It’s a little-known fact that the equipment in most of this particular industry is made to live for 30 or more years. Additionally, they weren’t built with defenses for hostile environments, like the attacks we are seeing from the Internet. Furthermore, updates are nearly impossible for computational reasons and approval required to make any changes in these platforms is hard to attain, where an outage directly impacts human life.
Even though this attack was successful against back-office and border systems, such as firewalls, VPN servers, and remote desktop servers, it is just the beginning of what could escalate into a war.
So where does it go from here?
Well, it can be quite difficult to bring immediate change to these impacted industries.

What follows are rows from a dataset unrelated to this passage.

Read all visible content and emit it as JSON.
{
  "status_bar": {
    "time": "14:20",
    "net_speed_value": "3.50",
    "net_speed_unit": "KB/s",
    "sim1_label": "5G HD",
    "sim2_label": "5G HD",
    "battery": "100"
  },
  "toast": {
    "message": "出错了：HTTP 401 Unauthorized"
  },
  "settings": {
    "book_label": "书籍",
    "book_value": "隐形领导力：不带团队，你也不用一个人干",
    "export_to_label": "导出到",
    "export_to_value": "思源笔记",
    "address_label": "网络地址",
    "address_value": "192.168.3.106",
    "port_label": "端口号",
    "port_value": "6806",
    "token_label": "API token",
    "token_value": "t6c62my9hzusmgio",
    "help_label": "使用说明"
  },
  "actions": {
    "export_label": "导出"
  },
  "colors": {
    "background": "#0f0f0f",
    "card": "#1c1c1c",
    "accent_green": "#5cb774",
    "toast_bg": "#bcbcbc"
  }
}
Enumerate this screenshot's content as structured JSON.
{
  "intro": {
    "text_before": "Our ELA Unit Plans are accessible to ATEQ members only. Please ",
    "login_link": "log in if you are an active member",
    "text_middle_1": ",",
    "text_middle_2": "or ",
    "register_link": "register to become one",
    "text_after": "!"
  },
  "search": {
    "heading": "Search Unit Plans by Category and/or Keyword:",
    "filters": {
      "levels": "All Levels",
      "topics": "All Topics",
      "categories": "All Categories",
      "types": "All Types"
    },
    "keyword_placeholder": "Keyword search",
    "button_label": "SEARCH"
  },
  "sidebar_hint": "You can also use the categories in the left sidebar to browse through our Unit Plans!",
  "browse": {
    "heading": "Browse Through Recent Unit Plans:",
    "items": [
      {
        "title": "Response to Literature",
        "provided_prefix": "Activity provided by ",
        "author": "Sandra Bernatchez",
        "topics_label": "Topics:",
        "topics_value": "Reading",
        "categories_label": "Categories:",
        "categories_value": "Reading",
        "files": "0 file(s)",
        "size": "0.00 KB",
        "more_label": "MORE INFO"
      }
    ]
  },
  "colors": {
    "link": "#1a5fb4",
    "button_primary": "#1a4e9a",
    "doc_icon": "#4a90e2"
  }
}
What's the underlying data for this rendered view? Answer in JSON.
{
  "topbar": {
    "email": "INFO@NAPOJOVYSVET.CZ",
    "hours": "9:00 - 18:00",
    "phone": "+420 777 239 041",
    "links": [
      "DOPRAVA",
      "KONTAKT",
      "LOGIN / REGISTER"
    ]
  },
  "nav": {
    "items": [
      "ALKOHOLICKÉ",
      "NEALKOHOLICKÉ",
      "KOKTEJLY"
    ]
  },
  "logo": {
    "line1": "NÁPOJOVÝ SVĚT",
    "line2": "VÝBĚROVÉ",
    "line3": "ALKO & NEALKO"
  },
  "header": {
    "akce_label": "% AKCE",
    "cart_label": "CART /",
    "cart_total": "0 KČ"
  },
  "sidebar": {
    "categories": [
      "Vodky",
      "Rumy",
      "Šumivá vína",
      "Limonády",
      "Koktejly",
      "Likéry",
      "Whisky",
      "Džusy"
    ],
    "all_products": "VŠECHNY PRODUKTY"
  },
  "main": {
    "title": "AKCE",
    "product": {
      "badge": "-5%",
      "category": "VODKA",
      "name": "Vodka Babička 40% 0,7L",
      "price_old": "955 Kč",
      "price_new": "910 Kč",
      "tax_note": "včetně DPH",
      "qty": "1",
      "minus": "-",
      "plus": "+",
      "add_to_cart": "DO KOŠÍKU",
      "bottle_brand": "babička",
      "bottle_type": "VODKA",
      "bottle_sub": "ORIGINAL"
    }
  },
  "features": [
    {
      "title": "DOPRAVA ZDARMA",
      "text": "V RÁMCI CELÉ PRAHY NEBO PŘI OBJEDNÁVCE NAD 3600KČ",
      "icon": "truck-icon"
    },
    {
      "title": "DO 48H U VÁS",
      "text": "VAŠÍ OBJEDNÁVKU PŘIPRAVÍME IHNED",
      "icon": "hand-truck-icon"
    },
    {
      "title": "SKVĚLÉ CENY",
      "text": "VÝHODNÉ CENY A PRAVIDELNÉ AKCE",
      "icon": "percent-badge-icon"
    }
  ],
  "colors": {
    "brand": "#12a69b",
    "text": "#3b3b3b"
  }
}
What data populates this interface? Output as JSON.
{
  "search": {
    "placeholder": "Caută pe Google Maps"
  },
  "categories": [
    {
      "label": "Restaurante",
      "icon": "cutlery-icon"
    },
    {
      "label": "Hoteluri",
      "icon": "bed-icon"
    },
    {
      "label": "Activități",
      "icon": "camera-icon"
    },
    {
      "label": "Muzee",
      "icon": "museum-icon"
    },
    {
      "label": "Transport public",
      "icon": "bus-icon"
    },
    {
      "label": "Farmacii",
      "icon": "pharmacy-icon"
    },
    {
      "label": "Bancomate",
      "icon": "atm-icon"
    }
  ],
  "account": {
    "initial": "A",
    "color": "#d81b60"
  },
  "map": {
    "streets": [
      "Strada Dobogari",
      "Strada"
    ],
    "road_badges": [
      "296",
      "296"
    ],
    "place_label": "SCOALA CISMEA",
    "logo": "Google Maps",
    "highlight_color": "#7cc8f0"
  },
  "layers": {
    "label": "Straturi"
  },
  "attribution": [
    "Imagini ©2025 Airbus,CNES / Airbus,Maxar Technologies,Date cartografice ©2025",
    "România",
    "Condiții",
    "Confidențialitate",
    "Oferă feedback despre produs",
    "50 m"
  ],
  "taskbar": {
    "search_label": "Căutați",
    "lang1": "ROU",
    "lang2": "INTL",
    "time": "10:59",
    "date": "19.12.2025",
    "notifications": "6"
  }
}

It’s best, to begin with, improvements to visibility and resiliency. Where it isn’t possible to harden the actual devices that comprise these environments, perhaps they can begin by securing the environment that the devices live in. This could be done by creating stronger border protections, segmenting the network infrastructure to isolate the critical infrastructure, and creating greater visibility into attacks. The ultimate goal is to create a stronger security posture and reduce the dwell time and impact of a successful attack.
Regardless, the attackers made a significant mistake and have already stated such in a public online statement. Most ransomware groups are tactical and strategic with which organizations they attack with ransomware. As we’ve witnessed in their response, this wasn’t planned and is rumored to be considered as an “Act of War”.
Quite frankly, there will be few rocks the attackers can hide under.
What does this mean to you?
Expect higher fuel prices and shortages in the short term. As the attacks continue to escalate, expect the direct impact to water supplies, electrical grids, and healthcare.